TORONTO — The last image Cisco Symposium attendees saw of new Canada president Terry Walsh was of him wrestling a crocodile in Steve Irwin’s trademark safari shorts.
Walsh’s keynote address Tuesday was the first time many Canadian partners
and customers had seen him. Walsh, former Cisco country manager for Australia and New Zealand, has headed up Canada for approximately two months but less than two weeks in an official capacity.
“”Terry Walsh, Crocodile Hunter”” was the last slide in his keynote PowerPoint presentation and a joking attempt to bridge the cultural gap between Australia and Canada. The bulk of Walsh’s speech addressed his plans to wrestle Canada’s burgeoning IP market — on top of which Cisco aims to sell a string of products like voice-over IP and data management tools.
The company has already made significant strides in the market, claiming that Canada is the largest per capita user VoIP in the world. “”What’s really striking is how well-connected from a network point of view Canada is,”” said Walsh, adding that “”everything we’ve tried to research — government services, penetration of broadband — Canada is clearly a very healthy early adopter of new technology.””
The company also says it has doubled its global sales of IP phones in the last year to two million. “”What else is selling at an exponential growth curve?”” said Walsh.
He outlined Cisco’s plans to grow revenue by relying more deeply on outsourcing its product manufacturing. “”Half of the products we make we don’t touch,”” said Walsh. “”That’s how we intend to get productivity gains and double the revenue for Cisco.””
Cisco is pursuing new opportunities in the storage area network (SAN) market and selling network equipment into the small office/home office (SOHO) market. The latter is “”not something you would see us go into a few years ago,”” said Walsh. But that market is something that competitors like 3Com have capitalized on and its potential encouraged Cisco to acquire consumer networking products maker Linksys in March.
As IP networks take centre stage in the enterprise market, Walsh said that finding the right security solution will be paramount. Not only will more data be flowing across those networks, but key partners may have to access some of that data through the firewall and a security solution must be complex enough to handle those access points.
“”As IP becomes mission-critical to the business, security takes off,”” said Walsh. “”Security is an area we’ve invested a lot in to make sure we’ve got the right solution for you.””

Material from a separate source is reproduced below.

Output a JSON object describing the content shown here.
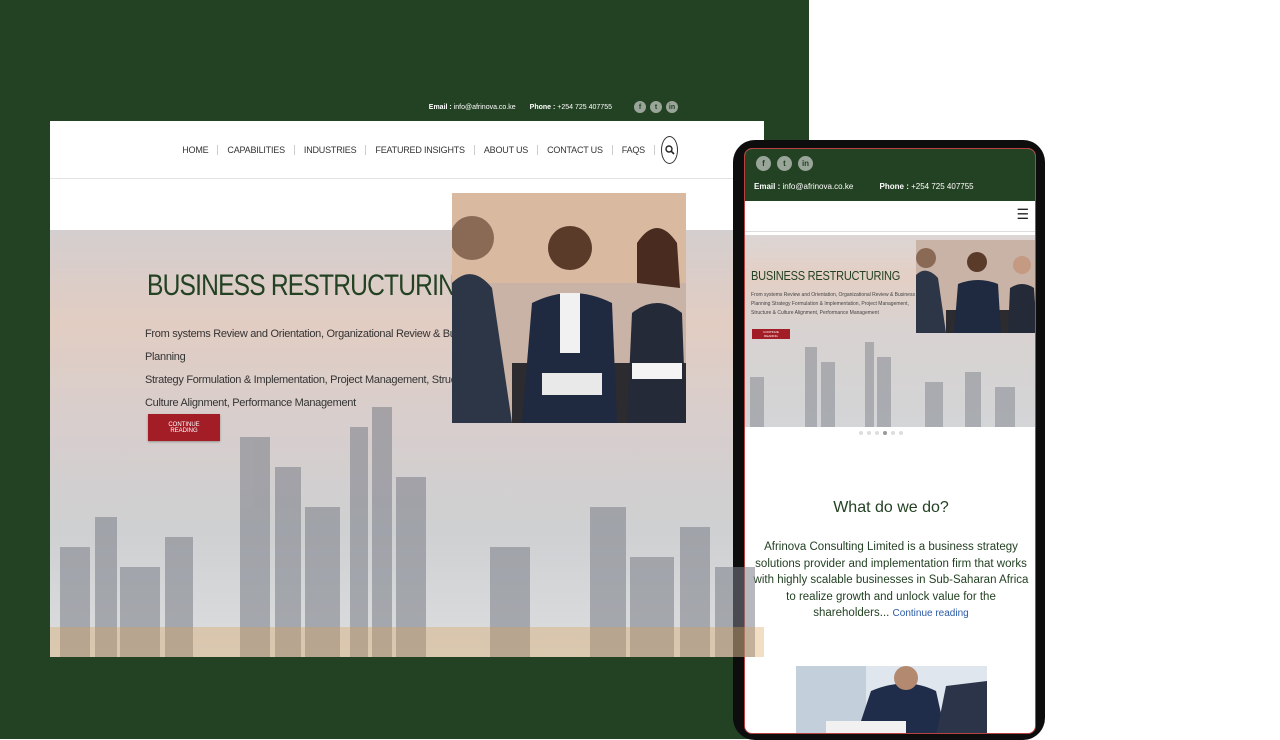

The market may open to new opportunities, but Walsh doesn’t foresee any slam-dunk sales for Cisco. He said there has to be a demonstrable ROI — a product that can raise productivity and revenue while at the same time cutting costs.
He pointed out that even products with the best intentions can be a double-edged sword. Walsh said wireless connectivity in his home allows him to answer e-mail on his laptop while watching cartoons with his kids, but the same technology on a plane takes away one of his few opportunities to be incommunicado.
Evans Research’s director of special projects and networking Albert Daoust said that Walsh’s introduction to the industry “”lacked punch. . . . For a new man in Canada, he gave no indication that there was no radical transformation plan in Canada.””
He added, however, that Cisco Canada’s largest customers enjoy status quo.
“”Cisco’s relationships with all of its key accounts are very, very old and very deep,”” he said. “”Cisco’s top 25 customers have probably met every person who’s ever been the president of Cisco Canada.””